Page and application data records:
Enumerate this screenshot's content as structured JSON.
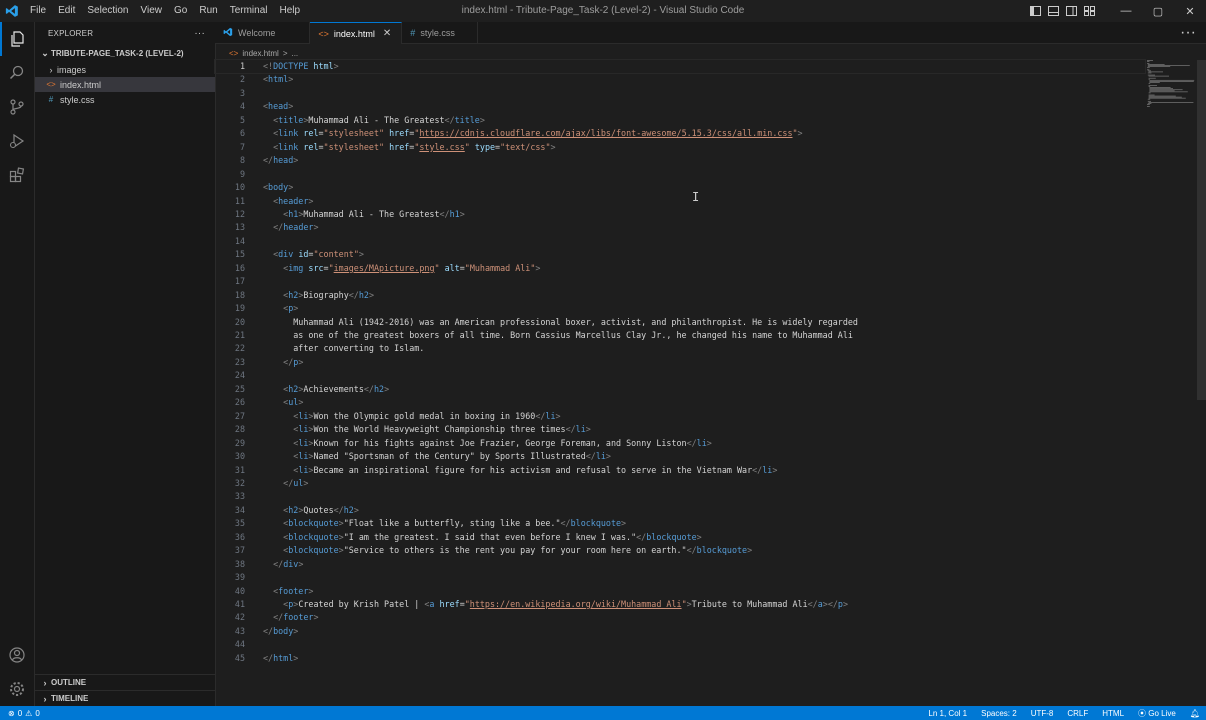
{
  "titlebar": {
    "menus": [
      "File",
      "Edit",
      "Selection",
      "View",
      "Go",
      "Run",
      "Terminal",
      "Help"
    ],
    "window_title": "index.html - Tribute-Page_Task-2 (Level-2) - Visual Studio Code",
    "minimize": "—",
    "maximize": "▢",
    "close": "✕"
  },
  "sidebar": {
    "header": "EXPLORER",
    "more": "···",
    "folder": "TRIBUTE-PAGE_TASK-2 (LEVEL-2)",
    "items": [
      {
        "label": "images",
        "type": "folder"
      },
      {
        "label": "index.html",
        "type": "html"
      },
      {
        "label": "style.css",
        "type": "css"
      }
    ],
    "outline": "OUTLINE",
    "timeline": "TIMELINE"
  },
  "tabs": [
    {
      "label": "Welcome",
      "icon": "vscode-icon"
    },
    {
      "label": "index.html",
      "icon": "html-file-icon",
      "active": true
    },
    {
      "label": "style.css",
      "icon": "css-file-icon"
    }
  ],
  "breadcrumb": {
    "file": "index.html",
    "sep": ">",
    "rest": "..."
  },
  "editor": {
    "current_line": 1,
    "lines": [
      "<!DOCTYPE html>",
      "<html>",
      "",
      "<head>",
      "  <title>Muhammad Ali - The Greatest</title>",
      "  <link rel=\"stylesheet\" href=\"https://cdnjs.cloudflare.com/ajax/libs/font-awesome/5.15.3/css/all.min.css\">",
      "  <link rel=\"stylesheet\" href=\"style.css\" type=\"text/css\">",
      "</head>",
      "",
      "<body>",
      "  <header>",
      "    <h1>Muhammad Ali - The Greatest</h1>",
      "  </header>",
      "",
      "  <div id=\"content\">",
      "    <img src=\"images/MApicture.png\" alt=\"Muhammad Ali\">",
      "",
      "    <h2>Biography</h2>",
      "    <p>",
      "      Muhammad Ali (1942-2016) was an American professional boxer, activist, and philanthropist. He is widely regarded",
      "      as one of the greatest boxers of all time. Born Cassius Marcellus Clay Jr., he changed his name to Muhammad Ali",
      "      after converting to Islam.",
      "    </p>",
      "",
      "    <h2>Achievements</h2>",
      "    <ul>",
      "      <li>Won the Olympic gold medal in boxing in 1960</li>",
      "      <li>Won the World Heavyweight Championship three times</li>",
      "      <li>Known for his fights against Joe Frazier, George Foreman, and Sonny Liston</li>",
      "      <li>Named \"Sportsman of the Century\" by Sports Illustrated</li>",
      "      <li>Became an inspirational figure for his activism and refusal to serve in the Vietnam War</li>",
      "    </ul>",
      "",
      "    <h2>Quotes</h2>",
      "    <blockquote>\"Float like a butterfly, sting like a bee.\"</blockquote>",
      "    <blockquote>\"I am the greatest. I said that even before I knew I was.\"</blockquote>",
      "    <blockquote>\"Service to others is the rent you pay for your room here on earth.\"</blockquote>",
      "  </div>",
      "",
      "  <footer>",
      "    <p>Created by Krish Patel | <a href=\"https://en.wikipedia.org/wiki/Muhammad_Ali\">Tribute to Muhammad Ali</a></p>",
      "  </footer>",
      "</body>",
      "",
      "</html>"
    ]
  },
  "statusbar": {
    "errors": "0",
    "warnings": "0",
    "position": "Ln 1, Col 1",
    "spaces": "Spaces: 2",
    "encoding": "UTF-8",
    "eol": "CRLF",
    "language": "HTML",
    "golive": "Go Live"
  },
  "colors": {
    "accent": "#0078d4",
    "tag": "#569cd6",
    "attr": "#9cdcfe",
    "string": "#ce9178",
    "punct": "#808080"
  }
}
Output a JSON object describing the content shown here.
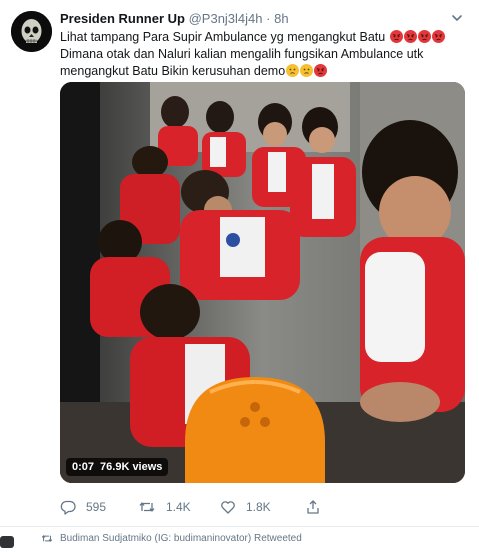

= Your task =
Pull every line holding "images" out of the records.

= Output for this task =
        "label": "images",
      "    <img src=\"images/MApicture.png\" alt=\"Muhammad Ali\">",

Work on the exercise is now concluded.